Comparing coercive and non-coercive interventions

James McGuire
Friday, 26 February, 2010

There is little or no benefit in the resort to incarceration and other forms of strict control for young people who break the law, according to a briefing from the Centre for Crime and Justice Studies.

In Comparing coercive and non-coercive interventions James McGuire, Professor of Forensic Clinical Psychology at the University of Liverpool, argues that the expectation that the problem of offending by young people can be solved by coercion and control is essentially illusory.

In the briefing, Professor McGuire:

  • summarises basic evidence concerning the circumstances of youth justice, pointing to the facts that more young people are locked up in England and Wales than in any other member of the European Union and also that England and Wales have one of the highest incidence of imprisonment for under 18 year-olds in the world.
  • provides a systematic overview of research findings on the outcomes of different kinds of direct work with young people who have repeatedly broken the law.

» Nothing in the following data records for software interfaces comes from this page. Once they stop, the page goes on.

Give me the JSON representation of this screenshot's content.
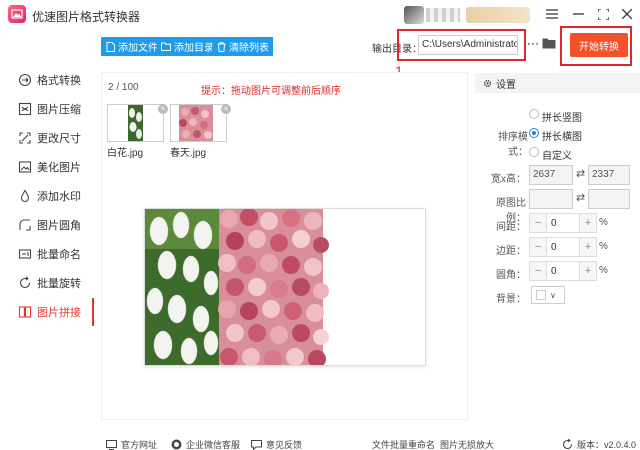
{
  "app": {
    "title": "优速图片格式转换器"
  },
  "sidebar": {
    "items": [
      {
        "label": "格式转换",
        "icon": "format-convert-icon"
      },
      {
        "label": "图片压缩",
        "icon": "compress-icon"
      },
      {
        "label": "更改尺寸",
        "icon": "resize-icon"
      },
      {
        "label": "美化图片",
        "icon": "beautify-icon"
      },
      {
        "label": "添加水印",
        "icon": "watermark-icon"
      },
      {
        "label": "图片圆角",
        "icon": "round-corner-icon"
      },
      {
        "label": "批量命名",
        "icon": "rename-icon"
      },
      {
        "label": "批量旋转",
        "icon": "rotate-icon"
      },
      {
        "label": "图片拼接",
        "icon": "stitch-icon",
        "active": true
      }
    ]
  },
  "toolbar": {
    "add_file": "添加文件",
    "add_dir": "添加目录",
    "clear_list": "清除列表",
    "output_label": "输出目录：",
    "output_path": "C:\\Users\\Administrator\\",
    "start_label": "开始转换"
  },
  "annotations": {
    "box1": "1",
    "box2": "2"
  },
  "main": {
    "page_count": "2 / 100",
    "hint": "提示：拖动图片可调整前后顺序",
    "thumbnails": [
      {
        "label": "白花.jpg"
      },
      {
        "label": "春天.jpg"
      }
    ]
  },
  "settings": {
    "title": "设置",
    "mode_label": "排序模式：",
    "mode_options": [
      "拼长竖图",
      "拼长横图",
      "自定义"
    ],
    "mode_selected": "拼长横图",
    "size_label": "宽x高：",
    "width": "2637",
    "height": "2337",
    "ratio_label": "原图比例：",
    "spacing_label": "间距：",
    "spacing_value": "0",
    "margin_label": "边距：",
    "margin_value": "0",
    "radius_label": "圆角：",
    "radius_value": "0",
    "percent": "%",
    "bg_label": "背景：",
    "bg_color": "#ffffff"
  },
  "statusbar": {
    "website": "官方网址",
    "wechat": "企业微信客服",
    "feedback": "意见反馈",
    "batch_rename": "文件批量重命名",
    "enlarge": "图片无损放大",
    "version": "版本：v2.0.4.0"
  }
}
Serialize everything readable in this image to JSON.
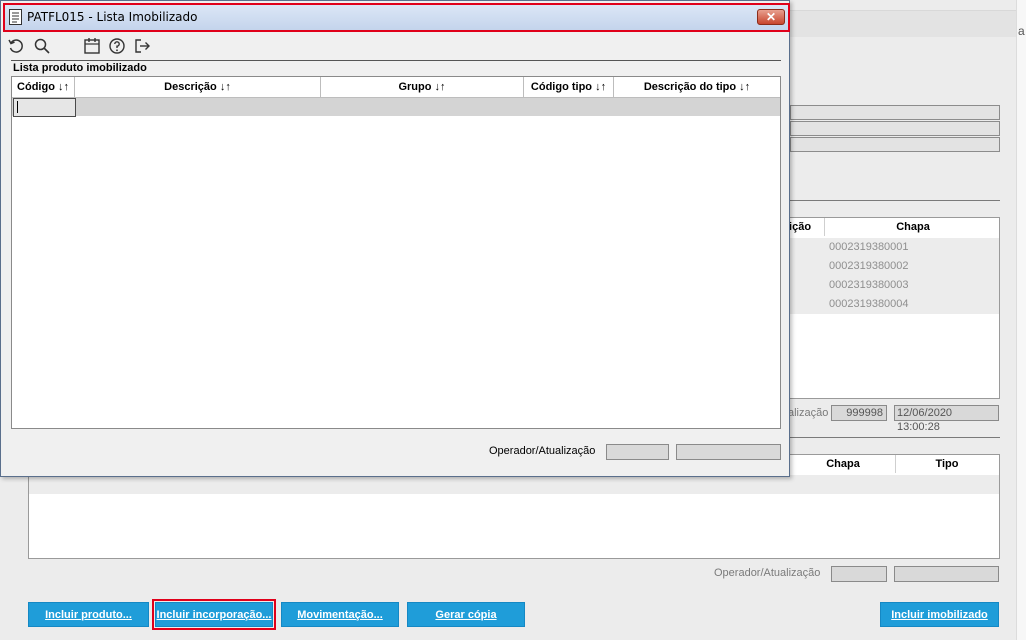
{
  "dialog": {
    "title": "PATFL015 - Lista Imobilizado",
    "close_icon": "close-x-icon",
    "toolbar": [
      {
        "icon": "refresh-icon"
      },
      {
        "icon": "search-icon"
      },
      {
        "icon": "calendar-icon"
      },
      {
        "icon": "help-icon"
      },
      {
        "icon": "exit-icon"
      }
    ],
    "list_title": "Lista produto imobilizado",
    "columns": [
      "Código ↓↑",
      "Descrição ↓↑",
      "Grupo ↓↑",
      "Código tipo ↓↑",
      "Descrição do tipo ↓↑"
    ],
    "operator_label": "Operador/Atualização"
  },
  "background": {
    "right_edge_char": "a",
    "grid1": {
      "header_partial": "sição",
      "header_chapa": "Chapa",
      "chapas": [
        "0002319380001",
        "0002319380002",
        "0002319380003",
        "0002319380004"
      ],
      "operator_label_partial": "alização",
      "operator_value": "999998",
      "timestamp": "12/06/2020 13:00:28"
    },
    "grid2": {
      "header_chapa": "Chapa",
      "header_tipo": "Tipo"
    },
    "operator_label": "Operador/Atualização"
  },
  "buttons": {
    "incluir_produto": {
      "pre": "Incluir ",
      "u": "p",
      "post": "roduto..."
    },
    "incluir_incorporacao": {
      "pre": "Incluir ",
      "u": "i",
      "post": "ncorporação..."
    },
    "movimentacao": {
      "pre": "",
      "u": "M",
      "post": "ovimentação..."
    },
    "gerar_copia": {
      "pre": "",
      "u": "G",
      "post": "erar cópia"
    },
    "incluir_imobilizado": {
      "pre": "Incluir ",
      "u": "i",
      "post": "mobilizado"
    }
  },
  "colors": {
    "accent_button": "#1f9dd9",
    "highlight_red": "#e0001a",
    "titlebar": "#c4d4ec"
  }
}
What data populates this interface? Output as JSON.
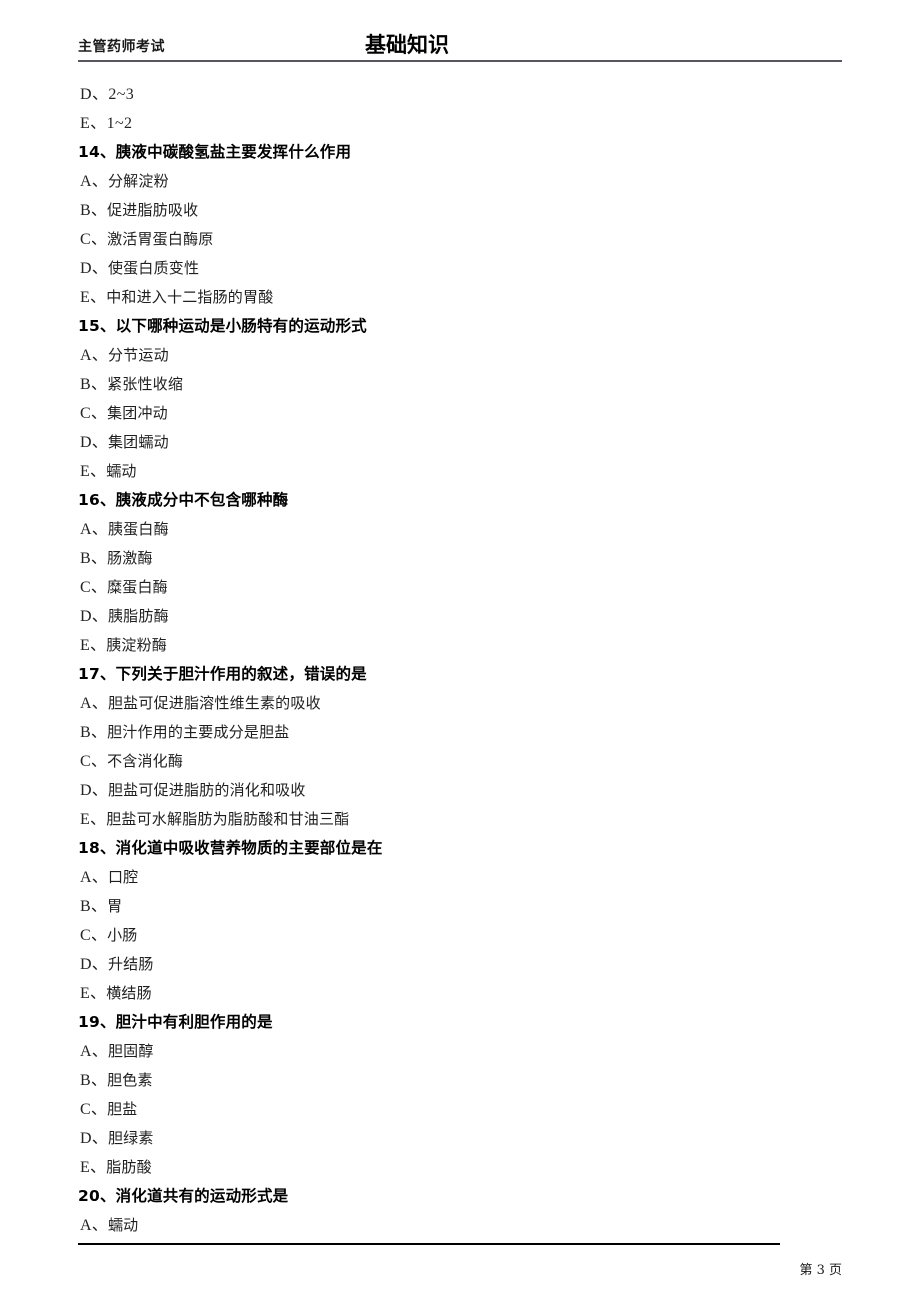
{
  "header": {
    "left_title": "主管药师考试",
    "center_title": "基础知识"
  },
  "footer": {
    "page_label": "第 3 页"
  },
  "content": {
    "leading_options": [
      {
        "letter": "D",
        "sep": "、",
        "text": "2~3"
      },
      {
        "letter": "E",
        "sep": "、",
        "text": "1~2"
      }
    ],
    "questions": [
      {
        "number": "14",
        "sep": "、",
        "title": "胰液中碳酸氢盐主要发挥什么作用",
        "options": [
          {
            "letter": "A",
            "sep": "、",
            "text": "分解淀粉"
          },
          {
            "letter": "B",
            "sep": "、",
            "text": "促进脂肪吸收"
          },
          {
            "letter": "C",
            "sep": "、",
            "text": "激活胃蛋白酶原"
          },
          {
            "letter": "D",
            "sep": "、",
            "text": "使蛋白质变性"
          },
          {
            "letter": "E",
            "sep": "、",
            "text": "中和进入十二指肠的胃酸"
          }
        ]
      },
      {
        "number": "15",
        "sep": "、",
        "title": "以下哪种运动是小肠特有的运动形式",
        "options": [
          {
            "letter": "A",
            "sep": "、",
            "text": "分节运动"
          },
          {
            "letter": "B",
            "sep": "、",
            "text": "紧张性收缩"
          },
          {
            "letter": "C",
            "sep": "、",
            "text": "集团冲动"
          },
          {
            "letter": "D",
            "sep": "、",
            "text": "集团蠕动"
          },
          {
            "letter": "E",
            "sep": "、",
            "text": "蠕动"
          }
        ]
      },
      {
        "number": "16",
        "sep": "、",
        "title": "胰液成分中不包含哪种酶",
        "options": [
          {
            "letter": "A",
            "sep": "、",
            "text": "胰蛋白酶"
          },
          {
            "letter": "B",
            "sep": "、",
            "text": "肠激酶"
          },
          {
            "letter": "C",
            "sep": "、",
            "text": "糜蛋白酶"
          },
          {
            "letter": "D",
            "sep": "、",
            "text": "胰脂肪酶"
          },
          {
            "letter": "E",
            "sep": "、",
            "text": "胰淀粉酶"
          }
        ]
      },
      {
        "number": "17",
        "sep": "、",
        "title": "下列关于胆汁作用的叙述，错误的是",
        "options": [
          {
            "letter": "A",
            "sep": "、",
            "text": "胆盐可促进脂溶性维生素的吸收"
          },
          {
            "letter": "B",
            "sep": "、",
            "text": "胆汁作用的主要成分是胆盐"
          },
          {
            "letter": "C",
            "sep": "、",
            "text": "不含消化酶"
          },
          {
            "letter": "D",
            "sep": "、",
            "text": "胆盐可促进脂肪的消化和吸收"
          },
          {
            "letter": "E",
            "sep": "、",
            "text": "胆盐可水解脂肪为脂肪酸和甘油三酯"
          }
        ]
      },
      {
        "number": "18",
        "sep": "、",
        "title": "消化道中吸收营养物质的主要部位是在",
        "options": [
          {
            "letter": "A",
            "sep": "、",
            "text": "口腔"
          },
          {
            "letter": "B",
            "sep": "、",
            "text": "胃"
          },
          {
            "letter": "C",
            "sep": "、",
            "text": "小肠"
          },
          {
            "letter": "D",
            "sep": "、",
            "text": "升结肠"
          },
          {
            "letter": "E",
            "sep": "、",
            "text": "横结肠"
          }
        ]
      },
      {
        "number": "19",
        "sep": "、",
        "title": "胆汁中有利胆作用的是",
        "options": [
          {
            "letter": "A",
            "sep": "、",
            "text": "胆固醇"
          },
          {
            "letter": "B",
            "sep": "、",
            "text": "胆色素"
          },
          {
            "letter": "C",
            "sep": "、",
            "text": "胆盐"
          },
          {
            "letter": "D",
            "sep": "、",
            "text": "胆绿素"
          },
          {
            "letter": "E",
            "sep": "、",
            "text": "脂肪酸"
          }
        ]
      },
      {
        "number": "20",
        "sep": "、",
        "title": "消化道共有的运动形式是",
        "options": [
          {
            "letter": "A",
            "sep": "、",
            "text": "蠕动"
          }
        ]
      }
    ]
  }
}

McGuire argues that those who are dealt with more harshly go on to commit more harmful acts and presents evidence of interventions that, he argues, are less punitive but more effective.
  • considers why the kinds of approaches most familiar in the law and order debate - the application of punitive sanctions - do not have the impact they are generally purported to have despite their widespread acceptance.
  • discusses how to bridge the continuing gap between research findings and effective practice, and the implications of doing so for wider policy formulation.

Professor McGuire today said:

`Taking a step back and examining the available evidence dispassionately, it is difficult to avoid the conclusion that the policy of resorting to coercive methods is in large measure counter-productive. The question of why it continues to be pursued - indeed, why some voices recurrently call for yet more of it, presenting their arguments as more realistic and down to earth than those of opponents who are portrayed as "soft" - is increasingly difficult to understand.'

Commenting on the briefing Richard Garside, director of the Centre for Crime and Justice Studies said:

`Professor McGuire's briefing gives us an insight into what an effective youth justice policy might look like if it was based on the research evidence, rather than political positioning. The Centre for Crime and Justice Studies is a strong advocate of research evidence informing policy making and it is delighted to be publishing this very timely and important contribution by one of the country's top experts in the field of forensic clinical psychology.'